The listing needs restating word for word.

━━━━━ Data to examine

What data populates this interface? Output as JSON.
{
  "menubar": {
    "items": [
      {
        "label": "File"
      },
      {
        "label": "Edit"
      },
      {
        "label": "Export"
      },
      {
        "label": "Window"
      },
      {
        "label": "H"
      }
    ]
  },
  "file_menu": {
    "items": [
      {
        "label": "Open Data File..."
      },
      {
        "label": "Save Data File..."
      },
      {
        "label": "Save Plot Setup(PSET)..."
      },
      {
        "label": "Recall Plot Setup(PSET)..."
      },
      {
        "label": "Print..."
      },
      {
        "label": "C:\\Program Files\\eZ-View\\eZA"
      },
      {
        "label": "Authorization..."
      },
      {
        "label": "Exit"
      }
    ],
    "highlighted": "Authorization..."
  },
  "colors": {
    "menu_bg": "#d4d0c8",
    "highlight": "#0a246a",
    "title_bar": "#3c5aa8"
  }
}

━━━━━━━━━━

◆ Answer to this problem ◆
What data populates this interface? Output as JSON.
{
  "menubar": {
    "items": [
      {
        "label": "File"
      },
      {
        "label": "Edit"
      },
      {
        "label": "Export"
      },
      {
        "label": "Window"
      },
      {
        "label": "H"
      }
    ]
  },
  "file_menu": {
    "items": [
      {
        "label": "Open Data File..."
      },
      {
        "label": "Save Data File..."
      },
      {
        "label": "Save Plot Setup(PSET)..."
      },
      {
        "label": "Recall Plot Setup(PSET)..."
      },
      {
        "label": "Print..."
      },
      {
        "label": "C:\\Program Files\\eZ-View\\eZA"
      },
      {
        "label": "Authorization..."
      },
      {
        "label": "Exit"
      }
    ],
    "highlighted": "Authorization..."
  },
  "colors": {
    "menu_bg": "#d4d0c8",
    "highlight": "#0a246a",
    "title_bar": "#3c5aa8"
  }
}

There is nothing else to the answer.